It is estimated that by the year 2030, two-thirds of the world population will live in large cities. By 2030 six out of every 10 people will be city dwellers, rising to seven out of every 10 people by 2050 (WHO 2010). In India alone the urban population is expected to rise from 28% to 40% of the total population by 2020 (CELADE 2009). The growth could be attributed to the process of urbanization influenced by the push and pull factors. The major push factors could be linked to decline in job opportunities in agriculture and related fields in rural areas. The pull factors are many in urban areas which include variety of job opportunities. Major problem the rural poor when they migrate to urban areas face is finding a safe place of habitation. This poses a major threat to health of the people live in poor living conditions. The other problems add to their misery are the lack of basic amenities and awareness about urban norms of waste disposal.
SOCHARA has been involved with urban health work since its inception. We being a technical support group for Community Health and Public Health always supported the initiatives of both NGOs and Government. Our contribution to urban health was in the area of policy, advocacy, research and training. Early involvement of urban health work began with Dr. Mani Kalliath who trained the community health workers for Women’s Voice a Bangalore based NGO focuses its work with a rights perspective. When the Bruhat Bangalore Mahanagara Palike (BBMP) The grater city corporation of Bangalore started the India Population Project-VIII, we trained the medical officers of urban health centers in management and ethics. We were involved in the feasibility study of the Revised National Tuberculosis Control Program (RNTCP) by the BBMP. We also supported the RNTCP towards building NGO partnership for strengthening the implementation at community level. SOCHARA contributed towards focusing urban health in the state health policy and the Task Force on Health.

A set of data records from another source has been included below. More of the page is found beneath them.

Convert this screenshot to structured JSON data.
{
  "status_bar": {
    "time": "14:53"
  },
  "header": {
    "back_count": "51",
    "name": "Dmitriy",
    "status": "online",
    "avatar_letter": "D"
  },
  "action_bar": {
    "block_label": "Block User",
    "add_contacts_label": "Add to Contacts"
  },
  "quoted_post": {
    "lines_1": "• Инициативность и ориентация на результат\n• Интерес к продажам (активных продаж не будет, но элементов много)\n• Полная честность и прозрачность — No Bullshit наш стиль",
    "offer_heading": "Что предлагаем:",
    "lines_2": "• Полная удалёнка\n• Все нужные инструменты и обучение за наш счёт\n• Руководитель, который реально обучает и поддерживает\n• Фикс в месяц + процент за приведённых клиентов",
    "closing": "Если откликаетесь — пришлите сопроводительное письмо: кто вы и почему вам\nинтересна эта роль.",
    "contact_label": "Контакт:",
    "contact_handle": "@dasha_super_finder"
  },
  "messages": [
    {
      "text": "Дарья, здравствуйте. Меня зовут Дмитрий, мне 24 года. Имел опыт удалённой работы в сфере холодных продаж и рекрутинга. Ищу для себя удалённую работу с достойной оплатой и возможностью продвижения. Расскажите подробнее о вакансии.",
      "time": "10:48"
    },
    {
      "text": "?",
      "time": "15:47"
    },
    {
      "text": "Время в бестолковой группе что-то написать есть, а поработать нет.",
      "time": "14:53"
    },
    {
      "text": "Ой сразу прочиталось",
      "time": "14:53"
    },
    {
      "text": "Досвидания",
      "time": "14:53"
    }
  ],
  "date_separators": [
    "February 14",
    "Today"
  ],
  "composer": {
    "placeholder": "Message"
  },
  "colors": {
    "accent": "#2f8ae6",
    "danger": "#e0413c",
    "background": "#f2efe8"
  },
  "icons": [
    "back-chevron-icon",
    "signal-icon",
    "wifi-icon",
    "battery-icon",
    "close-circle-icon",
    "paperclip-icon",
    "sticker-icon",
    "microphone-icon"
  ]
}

We are more involved with NGOs working in urban areas which included, AVAS, Association for Promoting Social Action (APSA) Carmelite Missionaries, CIEDS. FEDINA Navachetana, Karnataka Kolegiri Nivasigala Samyuktha Sanghatane (KKNSS) Navjeevan, Rag picker Development Society (REDS) Vimochana and Women’s’ Voice. The focus of work through this NGO network is in addressing the Social Determinants of Health including strengthening the public health system. In the year 2000 we initiated the Bangalore city chapter of the people’s health movement known as (Janaarogya Andolana Bangalore Urban (JABU).In the early nineties we enabled the forum of street and working children (a network of about 20 NGOs) to better understand the health and psychosocial problem faced by street children. Later in early 2000 we introduced the Community Health Approach to Tackle Alcoholism (CHATA) and Life Skill Education for addressing the teen challenges. Recently we were engaged in the planning of implementation of the National Urban Health Mission (NUHM).